Movie Review – “Gulliver’s Travels” (1939)

The second full length animated feature released in America is out on a variety of DVDs.

Cast, Crew, and Other Info

Sam Parker as Gulliver (voice and rotoscope acting).
Pinto Colvig as Gabby
Jack Mercer as King Little
Jessica Dragonette as the “singing voice” of Princess Glory (even though she never has any non-singing dialogue)
Lanny Ross as the “singing voice” of Prince David (who, like Glory, never opens his mouth except to sing.)

Novel by Jonathan Swift.

Screenplay by Dan Gordon, Cal Howard, Tedd Pierce, Edmond Seward, and Izzy Sparber. Directed by Dave Fleischer.

Complete information is available from the IMDB.

Buy from:
in any of a number of editions. The one I have doesn’t seem to be listed, so I’ve linked to one that seems to be the one which claims to have restored the film, but there are several other versions to pick from.


Lemuel Gulliver has his ship wrecked, and washes up on the shores of Lilliput, a land of very tiny people. This, like many adaptations of the novel, includes only the trip to Lilliput. (In the as yet unreviewed novel, this is merely the first of four voyages.)

High Point

Using a finger to tie the knot.

Low Point

Where are the rest of the travels? I mean, you could at least head to Brobdingnag…

The Scores

It’s an adaptation, so we know what that means for originality. Still, it was the second American feature length cartoon, and the first not by Disney, and it includes the technical wizardry that the Fleischers were so bloody good at. (They invented rotoscoping! Man, do I wish someone would start rounding up their stuff and giving it Disney Treasure/Looney Tunes Golden Collection kinds of treatment. They were great.) I give it 4 out of 6, but most of that originality is in the production technique, rather than the writing.

The animation was excellent.

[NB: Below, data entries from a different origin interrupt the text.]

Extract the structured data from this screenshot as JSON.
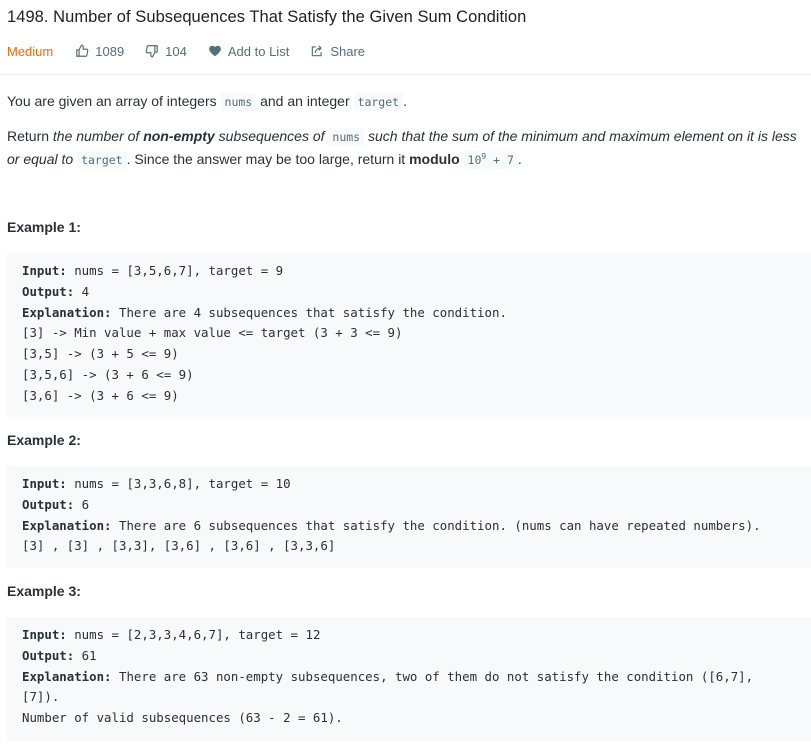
{
  "problem": {
    "title": "1498. Number of Subsequences That Satisfy the Given Sum Condition",
    "difficulty": "Medium",
    "likes": "1089",
    "dislikes": "104",
    "add_to_list": "Add to List",
    "share": "Share"
  },
  "description": {
    "p1_a": "You are given an array of integers ",
    "p1_code1": "nums",
    "p1_b": " and an integer ",
    "p1_code2": "target",
    "p1_c": ".",
    "p2_a": "Return ",
    "p2_em1": "the number of ",
    "p2_strong1": "non-empty",
    "p2_em2": " subsequences of ",
    "p2_code1": "nums",
    "p2_em3": " such that the sum of the minimum and maximum element on it is less or equal to ",
    "p2_code2": "target",
    "p2_b": ". Since the answer may be too large, return it ",
    "p2_strong2": "modulo",
    "p2_mod_base": "10",
    "p2_mod_exp": "9",
    "p2_mod_tail": " + 7",
    "p2_end": "."
  },
  "labels": {
    "input": "Input:",
    "output": "Output:",
    "explanation": "Explanation:"
  },
  "examples": [
    {
      "title": "Example 1:",
      "input": " nums = [3,5,6,7], target = 9",
      "output": " 4",
      "explanation": " There are 4 subsequences that satisfy the condition.",
      "extra": "[3] -> Min value + max value <= target (3 + 3 <= 9)\n[3,5] -> (3 + 5 <= 9)\n[3,5,6] -> (3 + 6 <= 9)\n[3,6] -> (3 + 6 <= 9)"
    },
    {
      "title": "Example 2:",
      "input": " nums = [3,3,6,8], target = 10",
      "output": " 6",
      "explanation": " There are 6 subsequences that satisfy the condition. (nums can have repeated numbers).",
      "extra": "[3] , [3] , [3,3], [3,6] , [3,6] , [3,3,6]"
    },
    {
      "title": "Example 3:",
      "input": " nums = [2,3,3,4,6,7], target = 12",
      "output": " 61",
      "explanation": " There are 63 non-empty subsequences, two of them do not satisfy the condition ([6,7], \n[7]).",
      "extra": "Number of valid subsequences (63 - 2 = 61)."
    }
  ],
  "icons": {
    "like": "thumbs-up-icon",
    "dislike": "thumbs-down-icon",
    "add_to_list": "heart-icon",
    "share": "share-icon"
  },
  "colors": {
    "difficulty_medium": "#ef6c00",
    "code_background": "#f7f9fa"
  }
}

The characters move a little slowly compared to today’s standards, but that’s just the style of the time. The rotoscoping method (where a live actor is filmed, and then traced into the cartoon) is quite successful in bringing a realistic Gulliver into the fantasy world of Lilliput. It’s a very impressive feat, at least on par with the Disney material of the day. I give it 5 out of 6.

The story is decently done. We’ve got spies, love, learning, comedy and all of the other light-toned elements we look for in children’s entertainment. The resolution is predictable, to be sure, but we’re there for the ride, and it’s a fun one. I give it 4 out of 6.

The voice acting is very good. Sam Parker plays Gulliver with more than a hint of amusement at the squabbles of the small-minded Lilliputians. Pinto Colvig was one of my favourite voice actors, though you’d never hear this voice and recognize the voice of Goofy. Similarly, if you don’t read the credits, you’d never know that King Little was voiced by Jack Mercer, the voice of Popeye. These people knew their craft and honed it well. I give it 5 out of 6.

The emotional response is quite good. This is an amusing story even without Gulliver’s presence. There is some genuine humour to be enjoyed here, particularly with the spies and the Lilliputian devices. I give it 5 out of 6.

The production is excellent. There is a huge variety of painted backdrops in use, which allow them to use a similar variety of camera angles, and in cases, a moving camera. The production quality exceeds some of Disney’s work from the 1960s, let alone the 1930s. The Fleischers did things properly, or not at all. I give it 6 out of 6.

Overall, this little gem is a pleasant surprise, and well worth looking at, particularly given the copyright-expired nature that has led to the availability of numerous low cost editions. I give it 5 out of 6.

In total, Gulliver’s Travels receives 34 out of 42.

One reply

  1. 1939?
    Yikes! I remember watching this movie when I was little and thinking that the style and animation seemed a bit dated, but I never would have imagined that it was that old. I had always thought held well for a movie of the seventies, even if it was fraying around the edges. That it’s been holding up since 1939 has officially blown my mind for the evening. I might as well go to bed now because I won’t be able to think about anything else.

    1939. The year before 1940. When my grandfather was in high school. 1939. The same year as Gone with the Wind. Back when Hitler was Time Magazine’s Man of the Year. 1939. People at the theater were trying to decide between this film and Mr. Smith Goes to Washington. 1939. Only 39 years after the turn of the century. Ninteen thrity-frelling-nine.

Comments are closed.